EXERCISE DESCRIPTION —
Reproduce the whole listing exactly, omitting any picture it holds.

SUPPLIED INFORMATION —
★ ★ ★ ★ ★ ★ ★

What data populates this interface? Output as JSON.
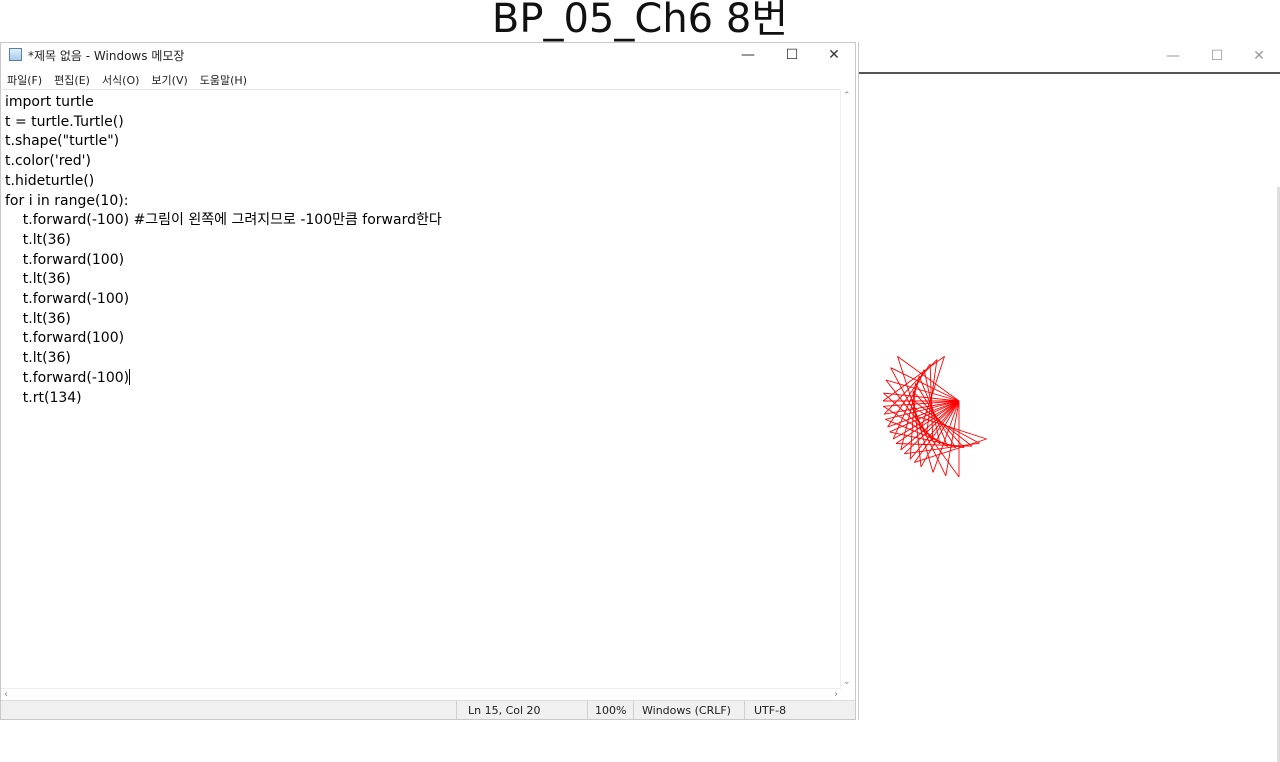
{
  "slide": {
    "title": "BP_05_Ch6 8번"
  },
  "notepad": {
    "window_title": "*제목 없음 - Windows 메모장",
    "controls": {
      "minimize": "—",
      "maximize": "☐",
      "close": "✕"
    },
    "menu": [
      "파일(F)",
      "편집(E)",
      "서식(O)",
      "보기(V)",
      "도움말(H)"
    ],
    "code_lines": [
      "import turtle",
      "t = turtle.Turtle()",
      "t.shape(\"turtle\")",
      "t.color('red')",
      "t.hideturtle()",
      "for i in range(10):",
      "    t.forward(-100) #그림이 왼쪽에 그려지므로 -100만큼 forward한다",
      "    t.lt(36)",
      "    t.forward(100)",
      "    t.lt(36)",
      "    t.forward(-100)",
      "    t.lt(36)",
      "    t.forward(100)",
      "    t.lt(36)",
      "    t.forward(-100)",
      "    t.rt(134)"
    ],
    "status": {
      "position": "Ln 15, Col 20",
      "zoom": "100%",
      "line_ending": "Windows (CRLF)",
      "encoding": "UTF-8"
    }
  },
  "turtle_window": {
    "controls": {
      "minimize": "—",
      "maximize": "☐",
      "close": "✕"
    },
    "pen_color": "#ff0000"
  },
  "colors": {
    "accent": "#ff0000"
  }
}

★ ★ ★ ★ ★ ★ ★

RESULT OF THIS EXERCISE —
What data populates this interface? Output as JSON.
{
  "slide": {
    "title": "BP_05_Ch6 8번"
  },
  "notepad": {
    "window_title": "*제목 없음 - Windows 메모장",
    "controls": {
      "minimize": "—",
      "maximize": "☐",
      "close": "✕"
    },
    "menu": [
      "파일(F)",
      "편집(E)",
      "서식(O)",
      "보기(V)",
      "도움말(H)"
    ],
    "code_lines": [
      "import turtle",
      "t = turtle.Turtle()",
      "t.shape(\"turtle\")",
      "t.color('red')",
      "t.hideturtle()",
      "for i in range(10):",
      "    t.forward(-100) #그림이 왼쪽에 그려지므로 -100만큼 forward한다",
      "    t.lt(36)",
      "    t.forward(100)",
      "    t.lt(36)",
      "    t.forward(-100)",
      "    t.lt(36)",
      "    t.forward(100)",
      "    t.lt(36)",
      "    t.forward(-100)",
      "    t.rt(134)"
    ],
    "status": {
      "position": "Ln 15, Col 20",
      "zoom": "100%",
      "line_ending": "Windows (CRLF)",
      "encoding": "UTF-8"
    }
  },
  "turtle_window": {
    "controls": {
      "minimize": "—",
      "maximize": "☐",
      "close": "✕"
    },
    "pen_color": "#ff0000"
  },
  "colors": {
    "accent": "#ff0000"
  }
}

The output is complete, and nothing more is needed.